(Data listing begins)
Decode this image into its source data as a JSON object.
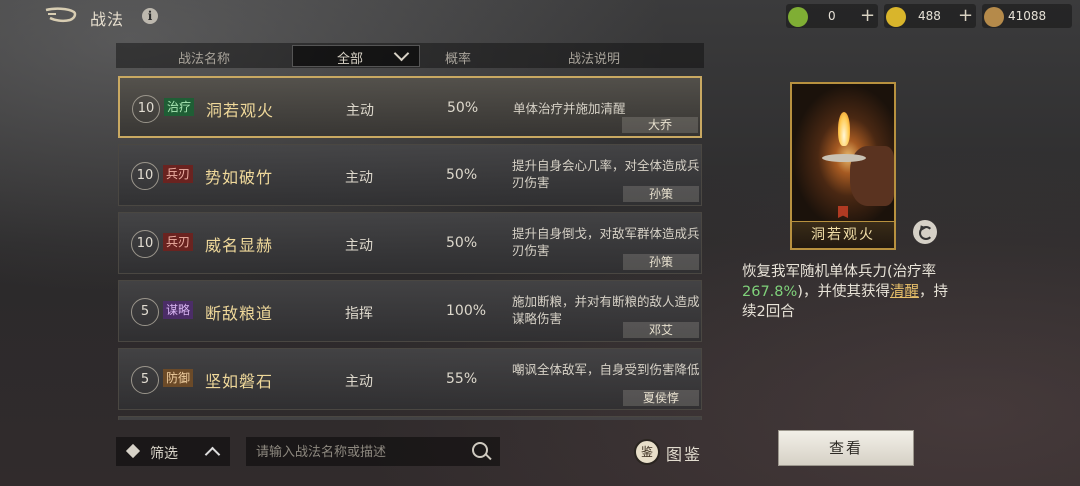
{
  "header": {
    "title": "战法",
    "currencies": [
      {
        "icon": "jade-icon",
        "value": "0",
        "color": "#7fae34"
      },
      {
        "icon": "gold-icon",
        "value": "488",
        "color": "#d9b52b"
      },
      {
        "icon": "copper-coin-icon",
        "value": "41088",
        "color": "#b58a4a"
      }
    ]
  },
  "table": {
    "col_name": "战法名称",
    "filter_value": "全部",
    "col_rate": "概率",
    "col_desc": "战法说明"
  },
  "skills": [
    {
      "level": "10",
      "tag": "治疗",
      "name": "洞若观火",
      "type": "主动",
      "rate": "50%",
      "desc": "单体治疗并施加清醒",
      "owner": "大乔"
    },
    {
      "level": "10",
      "tag": "兵刃",
      "name": "势如破竹",
      "type": "主动",
      "rate": "50%",
      "desc": "提升自身会心几率，对全体造成兵刃伤害",
      "owner": "孙策"
    },
    {
      "level": "10",
      "tag": "兵刃",
      "name": "威名显赫",
      "type": "主动",
      "rate": "50%",
      "desc": "提升自身倒戈，对敌军群体造成兵刃伤害",
      "owner": "孙策"
    },
    {
      "level": "5",
      "tag": "谋略",
      "name": "断敌粮道",
      "type": "指挥",
      "rate": "100%",
      "desc": "施加断粮，并对有断粮的敌人造成谋略伤害",
      "owner": "邓艾"
    },
    {
      "level": "5",
      "tag": "防御",
      "name": "坚如磐石",
      "type": "主动",
      "rate": "55%",
      "desc": "嘲讽全体敌军，自身受到伤害降低",
      "owner": "夏侯惇"
    }
  ],
  "footer": {
    "filter_label": "筛选",
    "search_placeholder": "请输入战法名称或描述",
    "codex_label": "图鉴",
    "codex_icon_char": "鉴"
  },
  "detail": {
    "card_name": "洞若观火",
    "text_1": "恢复我军随机单体兵力(治疗率",
    "rate": "267.8%",
    "text_2": ")，并使其获得",
    "status": "清醒",
    "text_3": "，持续2回合",
    "view_label": "查看"
  }
}
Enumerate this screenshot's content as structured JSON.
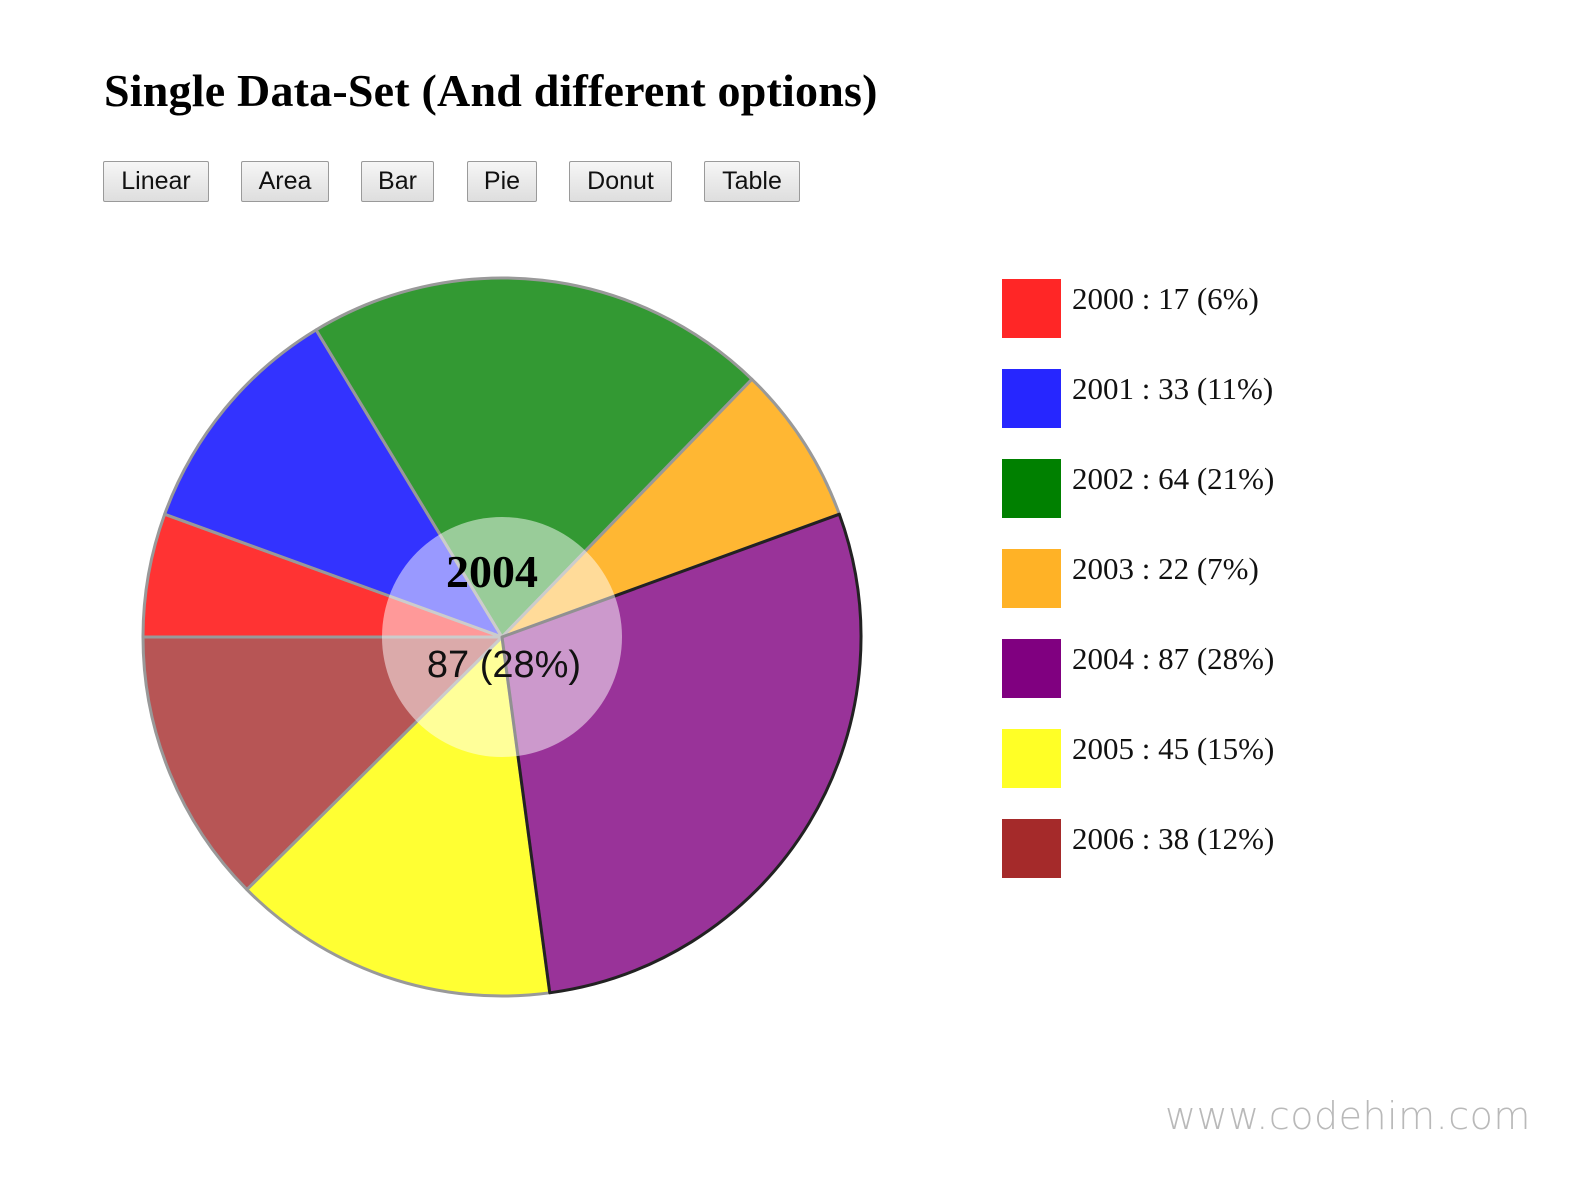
{
  "page": {
    "title": "Single Data-Set (And different options)",
    "watermark": "www.codehim.com"
  },
  "toolbar": {
    "buttons": [
      {
        "label": "Linear"
      },
      {
        "label": "Area"
      },
      {
        "label": "Bar"
      },
      {
        "label": "Pie"
      },
      {
        "label": "Donut"
      },
      {
        "label": "Table"
      }
    ]
  },
  "chart_data": {
    "type": "pie",
    "title": "Single Data-Set (And different options)",
    "categories": [
      "2000",
      "2001",
      "2002",
      "2003",
      "2004",
      "2005",
      "2006"
    ],
    "values": [
      17,
      33,
      64,
      22,
      87,
      45,
      38
    ],
    "percents": [
      "6%",
      "11%",
      "21%",
      "7%",
      "28%",
      "15%",
      "12%"
    ],
    "colors": [
      "#ff0000",
      "#0000ff",
      "#008000",
      "#ffa500",
      "#800080",
      "#ffff00",
      "#a52a2a"
    ],
    "legend_labels": [
      "2000 : 17 (6%)",
      "2001 : 33 (11%)",
      "2002 : 64 (21%)",
      "2003 : 22 (7%)",
      "2004 : 87 (28%)",
      "2005 : 45 (15%)",
      "2006 : 38 (12%)"
    ],
    "legend_position": "right",
    "start_direction": "left",
    "direction": "clockwise",
    "highlighted": {
      "category": "2004",
      "label": "2004",
      "value_label": "87 (28%)"
    }
  }
}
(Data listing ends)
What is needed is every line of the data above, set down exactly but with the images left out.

## Exercise result
Decode this image into its source data as a JSON object.
{
  "header": {
    "title": "战法",
    "currencies": [
      {
        "icon": "jade-icon",
        "value": "0",
        "color": "#7fae34"
      },
      {
        "icon": "gold-icon",
        "value": "488",
        "color": "#d9b52b"
      },
      {
        "icon": "copper-coin-icon",
        "value": "41088",
        "color": "#b58a4a"
      }
    ]
  },
  "table": {
    "col_name": "战法名称",
    "filter_value": "全部",
    "col_rate": "概率",
    "col_desc": "战法说明"
  },
  "skills": [
    {
      "level": "10",
      "tag": "治疗",
      "name": "洞若观火",
      "type": "主动",
      "rate": "50%",
      "desc": "单体治疗并施加清醒",
      "owner": "大乔"
    },
    {
      "level": "10",
      "tag": "兵刃",
      "name": "势如破竹",
      "type": "主动",
      "rate": "50%",
      "desc": "提升自身会心几率，对全体造成兵刃伤害",
      "owner": "孙策"
    },
    {
      "level": "10",
      "tag": "兵刃",
      "name": "威名显赫",
      "type": "主动",
      "rate": "50%",
      "desc": "提升自身倒戈，对敌军群体造成兵刃伤害",
      "owner": "孙策"
    },
    {
      "level": "5",
      "tag": "谋略",
      "name": "断敌粮道",
      "type": "指挥",
      "rate": "100%",
      "desc": "施加断粮，并对有断粮的敌人造成谋略伤害",
      "owner": "邓艾"
    },
    {
      "level": "5",
      "tag": "防御",
      "name": "坚如磐石",
      "type": "主动",
      "rate": "55%",
      "desc": "嘲讽全体敌军，自身受到伤害降低",
      "owner": "夏侯惇"
    }
  ],
  "footer": {
    "filter_label": "筛选",
    "search_placeholder": "请输入战法名称或描述",
    "codex_label": "图鉴",
    "codex_icon_char": "鉴"
  },
  "detail": {
    "card_name": "洞若观火",
    "text_1": "恢复我军随机单体兵力(治疗率",
    "rate": "267.8%",
    "text_2": ")，并使其获得",
    "status": "清醒",
    "text_3": "，持续2回合",
    "view_label": "查看"
  }
}
Enumerate this screenshot's content as structured JSON.
{
  "page": {
    "title": "Single Data-Set (And different options)",
    "watermark": "www.codehim.com"
  },
  "toolbar": {
    "buttons": [
      {
        "label": "Linear"
      },
      {
        "label": "Area"
      },
      {
        "label": "Bar"
      },
      {
        "label": "Pie"
      },
      {
        "label": "Donut"
      },
      {
        "label": "Table"
      }
    ]
  },
  "chart_data": {
    "type": "pie",
    "title": "Single Data-Set (And different options)",
    "categories": [
      "2000",
      "2001",
      "2002",
      "2003",
      "2004",
      "2005",
      "2006"
    ],
    "values": [
      17,
      33,
      64,
      22,
      87,
      45,
      38
    ],
    "percents": [
      "6%",
      "11%",
      "21%",
      "7%",
      "28%",
      "15%",
      "12%"
    ],
    "colors": [
      "#ff0000",
      "#0000ff",
      "#008000",
      "#ffa500",
      "#800080",
      "#ffff00",
      "#a52a2a"
    ],
    "legend_labels": [
      "2000 : 17 (6%)",
      "2001 : 33 (11%)",
      "2002 : 64 (21%)",
      "2003 : 22 (7%)",
      "2004 : 87 (28%)",
      "2005 : 45 (15%)",
      "2006 : 38 (12%)"
    ],
    "legend_position": "right",
    "start_direction": "left",
    "direction": "clockwise",
    "highlighted": {
      "category": "2004",
      "label": "2004",
      "value_label": "87 (28%)"
    }
  }
}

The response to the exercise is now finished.